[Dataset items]

BEGIN

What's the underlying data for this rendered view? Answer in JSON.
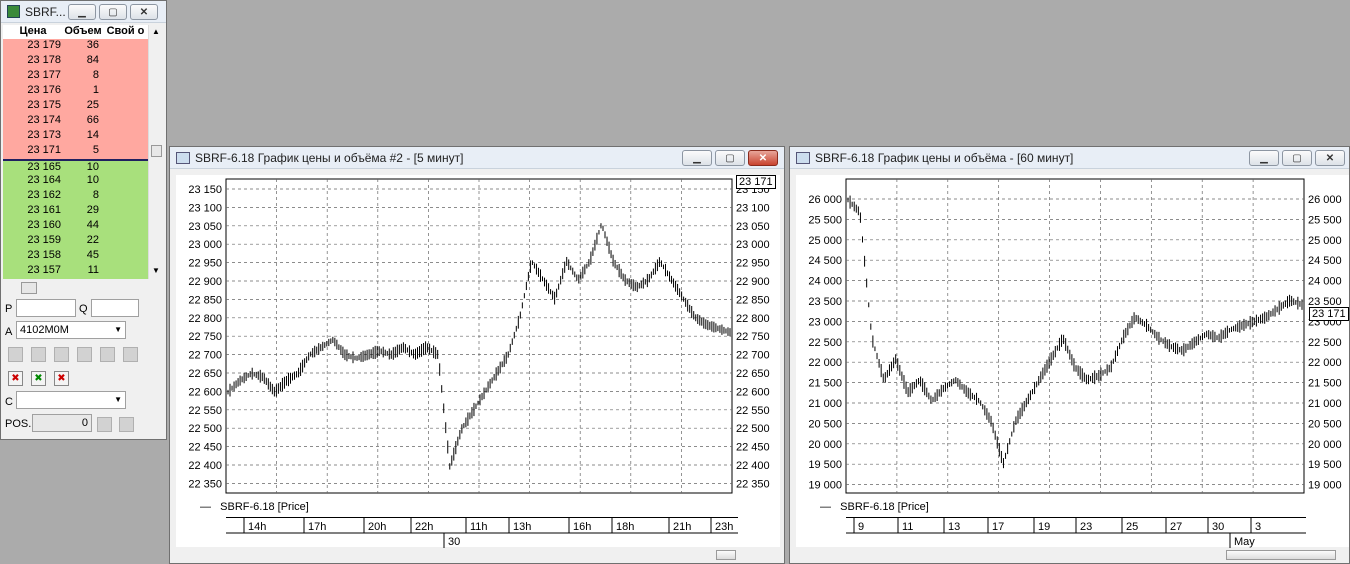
{
  "book": {
    "title": "SBRF...",
    "headers": [
      "Цена",
      "Объем",
      "Свой о"
    ],
    "asks": [
      [
        "23 179",
        "36"
      ],
      [
        "23 178",
        "84"
      ],
      [
        "23 177",
        "8"
      ],
      [
        "23 176",
        "1"
      ],
      [
        "23 175",
        "25"
      ],
      [
        "23 174",
        "66"
      ],
      [
        "23 173",
        "14"
      ],
      [
        "23 171",
        "5"
      ]
    ],
    "bids": [
      [
        "23 165",
        "10"
      ],
      [
        "23 164",
        "10"
      ],
      [
        "23 162",
        "8"
      ],
      [
        "23 161",
        "29"
      ],
      [
        "23 160",
        "44"
      ],
      [
        "23 159",
        "22"
      ],
      [
        "23 158",
        "45"
      ],
      [
        "23 157",
        "11"
      ]
    ],
    "p_label": "P",
    "q_label": "Q",
    "a_label": "A",
    "account_value": "4102M0M",
    "c_label": "C",
    "pos_label": "POS.",
    "pos_value": "0"
  },
  "chart5": {
    "title": "SBRF-6.18 График цены и объёма #2 - [5 минут]",
    "legend": "SBRF-6.18 [Price]",
    "current_price": "23 171",
    "yticks": [
      "23 150",
      "23 100",
      "23 050",
      "23 000",
      "22 950",
      "22 900",
      "22 850",
      "22 800",
      "22 750",
      "22 700",
      "22 650",
      "22 600",
      "22 550",
      "22 500",
      "22 450",
      "22 400",
      "22 350"
    ],
    "xlabels": [
      "14h",
      "17h",
      "20h",
      "22h",
      "11h",
      "13h",
      "16h",
      "18h",
      "21h",
      "23h"
    ],
    "day_label": "30"
  },
  "chart60": {
    "title": "SBRF-6.18 График цены и объёма - [60 минут]",
    "legend": "SBRF-6.18 [Price]",
    "current_price": "23 171",
    "yticks": [
      "26 000",
      "25 500",
      "25 000",
      "24 500",
      "24 000",
      "23 500",
      "23 000",
      "22 500",
      "22 000",
      "21 500",
      "21 000",
      "20 500",
      "20 000",
      "19 500",
      "19 000"
    ],
    "xlabels": [
      "9",
      "11",
      "13",
      "17",
      "19",
      "23",
      "25",
      "27",
      "30",
      "3"
    ],
    "month_label": "May"
  },
  "chart_data": [
    {
      "type": "ohlc",
      "series": [
        {
          "name": "SBRF-6.18 [Price]",
          "values": [
            22600,
            22630,
            22650,
            22640,
            22600,
            22630,
            22650,
            22700,
            22720,
            22740,
            22700,
            22690,
            22700,
            22710,
            22700,
            22720,
            22700,
            22720,
            22700,
            22400,
            22500,
            22550,
            22600,
            22650,
            22700,
            22800,
            22950,
            22900,
            22850,
            22950,
            22900,
            22950,
            23050,
            22950,
            22900,
            22880,
            22900,
            22950,
            22900,
            22850,
            22800,
            22780,
            22770,
            22760
          ]
        }
      ],
      "ylim": [
        22330,
        23170
      ]
    },
    {
      "type": "ohlc",
      "series": [
        {
          "name": "SBRF-6.18 [Price]",
          "values": [
            25800,
            25500,
            22500,
            21500,
            22000,
            21200,
            21500,
            21000,
            21300,
            21500,
            21200,
            21000,
            20500,
            19500,
            20500,
            21000,
            21500,
            22000,
            22500,
            21800,
            21500,
            21600,
            21800,
            22500,
            23000,
            22800,
            22500,
            22300,
            22200,
            22400,
            22600,
            22500,
            22700,
            22800,
            22900,
            23000,
            23200,
            23400,
            23300
          ]
        }
      ],
      "ylim": [
        18800,
        26300
      ]
    }
  ]
}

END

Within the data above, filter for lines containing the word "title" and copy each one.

- [Output for this exercise]:
    "title": "SBRF...",
    "title": "SBRF-6.18 График цены и объёма #2 - [5 минут]",
    "title": "SBRF-6.18 График цены и объёма - [60 минут]",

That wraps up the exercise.